* _EXTRACTED INFORMATION_
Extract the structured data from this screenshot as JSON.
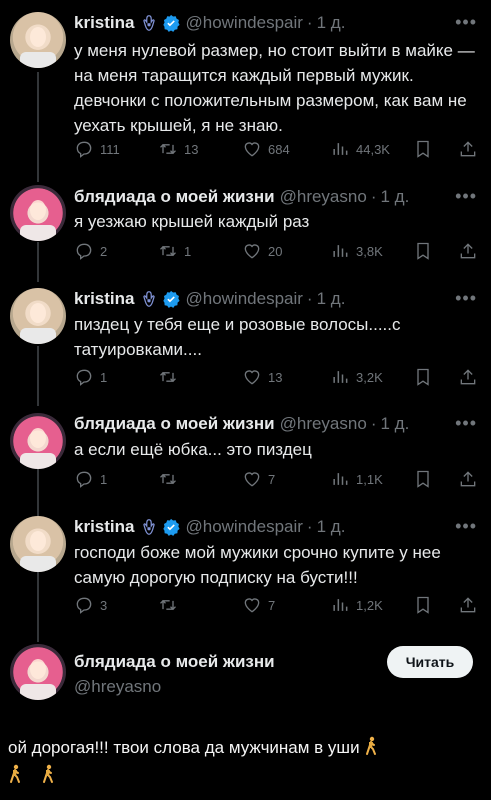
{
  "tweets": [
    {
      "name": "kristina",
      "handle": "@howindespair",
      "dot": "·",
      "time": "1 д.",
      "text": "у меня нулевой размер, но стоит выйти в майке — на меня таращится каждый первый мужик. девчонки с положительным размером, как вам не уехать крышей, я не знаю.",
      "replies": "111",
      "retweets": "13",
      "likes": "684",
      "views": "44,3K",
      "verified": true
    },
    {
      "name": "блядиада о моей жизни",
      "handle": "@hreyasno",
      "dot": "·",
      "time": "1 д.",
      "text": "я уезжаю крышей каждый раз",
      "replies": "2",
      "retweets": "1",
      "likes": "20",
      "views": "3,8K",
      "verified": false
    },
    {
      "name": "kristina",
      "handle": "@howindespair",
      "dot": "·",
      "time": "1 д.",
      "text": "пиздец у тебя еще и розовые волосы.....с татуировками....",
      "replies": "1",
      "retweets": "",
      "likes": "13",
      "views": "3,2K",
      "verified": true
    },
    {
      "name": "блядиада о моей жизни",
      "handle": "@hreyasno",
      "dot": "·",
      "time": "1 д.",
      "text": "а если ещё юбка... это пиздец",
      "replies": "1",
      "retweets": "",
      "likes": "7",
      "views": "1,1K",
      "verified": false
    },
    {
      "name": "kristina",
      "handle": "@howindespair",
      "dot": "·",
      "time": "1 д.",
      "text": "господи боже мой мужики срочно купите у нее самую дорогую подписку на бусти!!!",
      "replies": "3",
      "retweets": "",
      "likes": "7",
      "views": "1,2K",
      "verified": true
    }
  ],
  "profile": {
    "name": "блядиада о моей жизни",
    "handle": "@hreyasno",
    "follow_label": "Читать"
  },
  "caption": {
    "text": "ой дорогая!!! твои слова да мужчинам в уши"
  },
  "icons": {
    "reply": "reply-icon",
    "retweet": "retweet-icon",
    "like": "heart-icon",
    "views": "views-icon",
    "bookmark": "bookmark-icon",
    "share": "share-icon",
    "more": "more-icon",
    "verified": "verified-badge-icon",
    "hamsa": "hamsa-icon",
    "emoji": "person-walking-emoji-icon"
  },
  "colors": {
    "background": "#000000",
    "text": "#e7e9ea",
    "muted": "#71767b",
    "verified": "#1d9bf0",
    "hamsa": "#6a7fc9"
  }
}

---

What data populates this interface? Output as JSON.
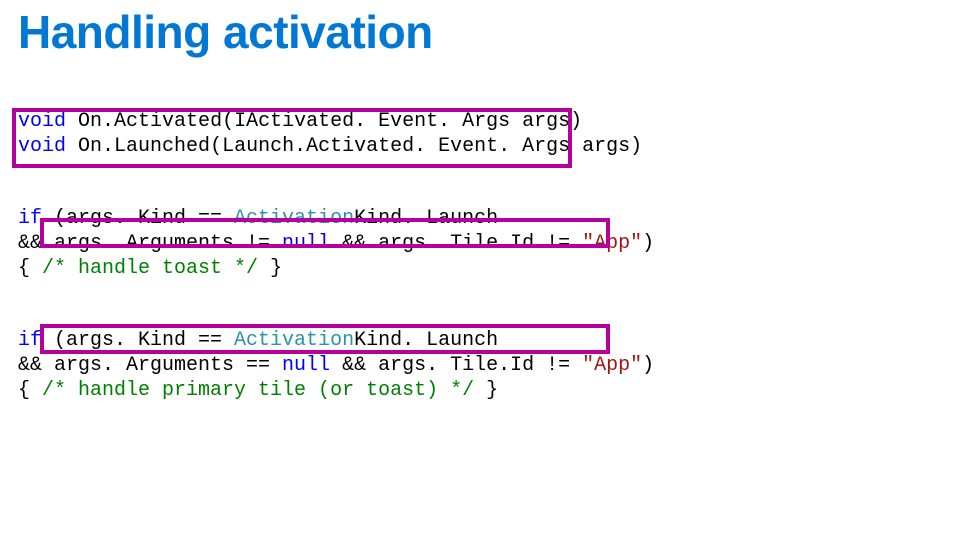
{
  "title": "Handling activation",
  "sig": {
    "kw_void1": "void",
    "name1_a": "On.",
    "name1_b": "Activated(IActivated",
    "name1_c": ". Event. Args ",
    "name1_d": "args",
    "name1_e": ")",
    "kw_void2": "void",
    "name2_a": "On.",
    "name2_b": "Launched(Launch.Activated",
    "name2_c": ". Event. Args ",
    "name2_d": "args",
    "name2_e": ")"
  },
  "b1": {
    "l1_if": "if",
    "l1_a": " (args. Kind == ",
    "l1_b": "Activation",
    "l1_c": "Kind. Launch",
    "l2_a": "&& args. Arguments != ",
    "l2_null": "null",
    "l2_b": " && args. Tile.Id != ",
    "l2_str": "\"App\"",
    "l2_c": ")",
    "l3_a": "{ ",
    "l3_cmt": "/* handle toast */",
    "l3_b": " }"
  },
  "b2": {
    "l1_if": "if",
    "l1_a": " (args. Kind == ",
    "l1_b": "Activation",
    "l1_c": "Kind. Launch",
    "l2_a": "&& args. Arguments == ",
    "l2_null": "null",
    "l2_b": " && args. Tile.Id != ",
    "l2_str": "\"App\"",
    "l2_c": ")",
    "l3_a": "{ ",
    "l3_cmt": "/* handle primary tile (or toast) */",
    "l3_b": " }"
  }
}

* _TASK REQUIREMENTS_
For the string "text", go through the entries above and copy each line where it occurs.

* _RESULT OF THE TASK_
      "text": "у меня нулевой размер, но стоит выйти в майке — на меня таращится каждый первый мужик. девчонки с положительным размером, как вам не уехать крышей, я не знаю.",
      "text": "я уезжаю крышей каждый раз",
      "text": "пиздец у тебя еще и розовые волосы.....с татуировками....",
      "text": "а если ещё юбка... это пиздец",
      "text": "господи боже мой мужики срочно купите у нее самую дорогую подписку на бусти!!!",
    "text": "ой дорогая!!! твои слова да мужчинам в уши"
    "text": "#e7e9ea",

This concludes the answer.